DATA PROVIDED:
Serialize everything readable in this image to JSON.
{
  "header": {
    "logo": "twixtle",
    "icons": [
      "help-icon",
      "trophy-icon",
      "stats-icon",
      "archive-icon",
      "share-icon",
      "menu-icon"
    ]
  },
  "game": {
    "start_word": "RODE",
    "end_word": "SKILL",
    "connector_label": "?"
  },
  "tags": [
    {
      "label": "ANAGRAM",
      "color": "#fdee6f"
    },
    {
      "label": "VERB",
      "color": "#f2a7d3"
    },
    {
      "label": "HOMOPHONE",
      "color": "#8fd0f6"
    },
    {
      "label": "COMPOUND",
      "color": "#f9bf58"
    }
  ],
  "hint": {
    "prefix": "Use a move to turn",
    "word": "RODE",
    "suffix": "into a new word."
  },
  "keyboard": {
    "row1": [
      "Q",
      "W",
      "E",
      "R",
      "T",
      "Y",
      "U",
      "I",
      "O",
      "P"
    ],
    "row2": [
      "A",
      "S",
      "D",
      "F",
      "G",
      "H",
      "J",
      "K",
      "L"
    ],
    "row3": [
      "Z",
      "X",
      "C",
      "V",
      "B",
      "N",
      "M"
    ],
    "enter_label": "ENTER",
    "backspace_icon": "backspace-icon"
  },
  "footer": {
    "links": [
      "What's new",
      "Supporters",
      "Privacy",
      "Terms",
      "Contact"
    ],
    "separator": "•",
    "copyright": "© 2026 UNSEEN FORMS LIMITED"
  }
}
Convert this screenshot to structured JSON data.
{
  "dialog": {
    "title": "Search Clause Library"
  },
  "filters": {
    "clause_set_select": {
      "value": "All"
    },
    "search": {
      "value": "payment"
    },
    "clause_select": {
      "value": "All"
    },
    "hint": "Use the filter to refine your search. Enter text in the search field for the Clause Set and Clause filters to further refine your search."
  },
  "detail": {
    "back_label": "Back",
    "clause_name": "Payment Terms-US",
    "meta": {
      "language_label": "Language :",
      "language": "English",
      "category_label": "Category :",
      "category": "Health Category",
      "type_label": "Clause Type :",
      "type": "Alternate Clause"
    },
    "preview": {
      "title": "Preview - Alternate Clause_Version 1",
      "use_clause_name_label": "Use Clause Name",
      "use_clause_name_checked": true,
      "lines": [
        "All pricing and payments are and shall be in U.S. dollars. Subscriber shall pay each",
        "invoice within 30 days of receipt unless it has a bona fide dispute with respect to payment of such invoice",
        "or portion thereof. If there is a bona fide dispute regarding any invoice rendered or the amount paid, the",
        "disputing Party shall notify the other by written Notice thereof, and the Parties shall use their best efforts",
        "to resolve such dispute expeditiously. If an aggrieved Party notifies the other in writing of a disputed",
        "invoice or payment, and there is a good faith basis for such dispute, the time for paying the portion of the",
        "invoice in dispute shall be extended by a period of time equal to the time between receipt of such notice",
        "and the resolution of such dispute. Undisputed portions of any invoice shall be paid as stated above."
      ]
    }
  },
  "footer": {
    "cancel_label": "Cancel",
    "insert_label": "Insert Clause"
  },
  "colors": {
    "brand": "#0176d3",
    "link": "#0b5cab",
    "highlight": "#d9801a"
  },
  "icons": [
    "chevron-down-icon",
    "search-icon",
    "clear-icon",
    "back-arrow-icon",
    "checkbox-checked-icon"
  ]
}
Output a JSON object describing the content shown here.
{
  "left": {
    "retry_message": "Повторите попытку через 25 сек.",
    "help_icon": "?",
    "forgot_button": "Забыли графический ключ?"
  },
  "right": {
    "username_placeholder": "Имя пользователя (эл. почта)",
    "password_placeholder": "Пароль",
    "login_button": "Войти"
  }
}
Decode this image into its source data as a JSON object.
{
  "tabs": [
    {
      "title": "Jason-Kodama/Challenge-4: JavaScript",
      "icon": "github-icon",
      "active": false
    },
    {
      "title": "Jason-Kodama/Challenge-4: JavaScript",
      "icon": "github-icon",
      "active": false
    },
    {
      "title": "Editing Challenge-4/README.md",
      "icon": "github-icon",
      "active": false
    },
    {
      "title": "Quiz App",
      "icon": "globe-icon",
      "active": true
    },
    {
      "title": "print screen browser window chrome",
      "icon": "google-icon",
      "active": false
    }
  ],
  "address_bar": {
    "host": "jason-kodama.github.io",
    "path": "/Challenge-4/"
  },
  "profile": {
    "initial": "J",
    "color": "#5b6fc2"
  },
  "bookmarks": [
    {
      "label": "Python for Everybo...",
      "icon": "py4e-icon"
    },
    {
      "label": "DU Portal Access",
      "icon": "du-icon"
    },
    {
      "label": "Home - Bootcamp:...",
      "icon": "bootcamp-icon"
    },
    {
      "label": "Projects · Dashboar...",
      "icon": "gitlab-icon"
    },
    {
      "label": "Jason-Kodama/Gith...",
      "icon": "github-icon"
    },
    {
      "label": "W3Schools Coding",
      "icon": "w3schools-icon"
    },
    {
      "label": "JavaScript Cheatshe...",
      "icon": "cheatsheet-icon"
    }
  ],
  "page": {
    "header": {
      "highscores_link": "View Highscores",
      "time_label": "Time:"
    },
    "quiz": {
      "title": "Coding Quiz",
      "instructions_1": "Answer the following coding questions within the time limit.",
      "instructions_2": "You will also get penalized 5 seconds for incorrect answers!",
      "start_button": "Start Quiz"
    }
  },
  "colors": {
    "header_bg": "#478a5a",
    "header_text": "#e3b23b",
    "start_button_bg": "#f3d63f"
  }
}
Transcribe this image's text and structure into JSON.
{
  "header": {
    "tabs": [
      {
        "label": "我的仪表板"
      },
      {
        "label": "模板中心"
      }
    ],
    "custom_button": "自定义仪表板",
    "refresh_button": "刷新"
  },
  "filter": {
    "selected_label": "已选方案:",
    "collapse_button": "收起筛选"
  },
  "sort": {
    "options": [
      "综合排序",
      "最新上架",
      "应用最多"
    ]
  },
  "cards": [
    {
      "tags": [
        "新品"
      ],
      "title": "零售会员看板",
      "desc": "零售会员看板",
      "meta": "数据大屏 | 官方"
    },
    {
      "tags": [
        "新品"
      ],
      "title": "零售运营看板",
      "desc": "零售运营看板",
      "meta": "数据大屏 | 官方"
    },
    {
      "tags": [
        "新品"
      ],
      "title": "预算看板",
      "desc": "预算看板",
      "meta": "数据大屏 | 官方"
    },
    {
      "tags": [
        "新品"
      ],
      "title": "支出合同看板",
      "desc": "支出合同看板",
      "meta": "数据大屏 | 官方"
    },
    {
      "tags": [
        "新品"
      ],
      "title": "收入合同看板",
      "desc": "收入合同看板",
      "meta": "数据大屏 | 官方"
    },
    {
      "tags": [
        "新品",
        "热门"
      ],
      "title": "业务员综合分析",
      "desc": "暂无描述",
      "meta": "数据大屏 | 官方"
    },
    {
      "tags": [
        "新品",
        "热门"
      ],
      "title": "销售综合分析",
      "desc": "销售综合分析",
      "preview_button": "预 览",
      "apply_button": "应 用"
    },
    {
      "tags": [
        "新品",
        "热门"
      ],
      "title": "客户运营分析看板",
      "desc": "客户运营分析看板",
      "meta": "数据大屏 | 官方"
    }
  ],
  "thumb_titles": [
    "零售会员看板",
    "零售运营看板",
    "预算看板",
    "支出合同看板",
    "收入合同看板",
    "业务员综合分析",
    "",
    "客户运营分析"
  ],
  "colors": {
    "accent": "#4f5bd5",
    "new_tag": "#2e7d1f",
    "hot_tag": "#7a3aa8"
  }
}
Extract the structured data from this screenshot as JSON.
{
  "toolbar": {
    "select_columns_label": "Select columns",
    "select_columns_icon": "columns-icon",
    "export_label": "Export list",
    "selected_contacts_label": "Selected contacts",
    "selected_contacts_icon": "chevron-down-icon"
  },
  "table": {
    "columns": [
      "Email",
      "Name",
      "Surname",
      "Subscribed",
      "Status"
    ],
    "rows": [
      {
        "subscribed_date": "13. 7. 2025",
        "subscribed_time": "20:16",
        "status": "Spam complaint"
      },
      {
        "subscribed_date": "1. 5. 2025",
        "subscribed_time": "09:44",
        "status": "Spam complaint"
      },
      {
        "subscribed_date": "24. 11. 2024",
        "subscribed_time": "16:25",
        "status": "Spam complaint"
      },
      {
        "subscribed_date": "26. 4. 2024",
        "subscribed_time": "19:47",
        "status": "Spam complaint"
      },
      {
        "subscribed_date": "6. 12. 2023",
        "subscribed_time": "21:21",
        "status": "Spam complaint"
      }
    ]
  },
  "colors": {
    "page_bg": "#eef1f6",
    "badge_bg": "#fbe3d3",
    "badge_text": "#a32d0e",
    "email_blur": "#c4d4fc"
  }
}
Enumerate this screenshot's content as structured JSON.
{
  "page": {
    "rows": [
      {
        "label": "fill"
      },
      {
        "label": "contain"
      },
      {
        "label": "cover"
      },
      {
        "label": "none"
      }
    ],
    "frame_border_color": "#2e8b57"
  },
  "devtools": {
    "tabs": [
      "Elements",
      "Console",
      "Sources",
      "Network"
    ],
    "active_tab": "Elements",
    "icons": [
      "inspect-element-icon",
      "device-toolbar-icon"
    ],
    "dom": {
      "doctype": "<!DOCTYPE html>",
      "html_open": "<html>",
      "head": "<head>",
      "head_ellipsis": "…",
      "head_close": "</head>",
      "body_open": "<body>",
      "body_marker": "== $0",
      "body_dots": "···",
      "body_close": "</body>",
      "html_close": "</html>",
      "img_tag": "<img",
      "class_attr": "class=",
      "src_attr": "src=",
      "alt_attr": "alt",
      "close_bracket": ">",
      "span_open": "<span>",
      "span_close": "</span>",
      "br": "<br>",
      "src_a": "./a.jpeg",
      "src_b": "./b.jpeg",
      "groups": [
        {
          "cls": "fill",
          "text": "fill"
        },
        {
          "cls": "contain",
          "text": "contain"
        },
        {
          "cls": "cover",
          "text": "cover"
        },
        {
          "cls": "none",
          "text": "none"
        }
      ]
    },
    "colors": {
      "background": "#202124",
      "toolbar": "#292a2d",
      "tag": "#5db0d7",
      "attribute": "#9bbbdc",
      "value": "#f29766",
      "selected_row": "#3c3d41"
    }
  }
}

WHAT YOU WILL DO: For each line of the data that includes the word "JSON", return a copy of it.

EXERCISE ANSWER:
Serialize everything readable in this image to JSON.
Convert this screenshot to structured JSON data.
Output a JSON object describing the content shown here.
Decode this image into its source data as a JSON object.
Transcribe this image's text and structure into JSON.
Extract the structured data from this screenshot as JSON.
Enumerate this screenshot's content as structured JSON.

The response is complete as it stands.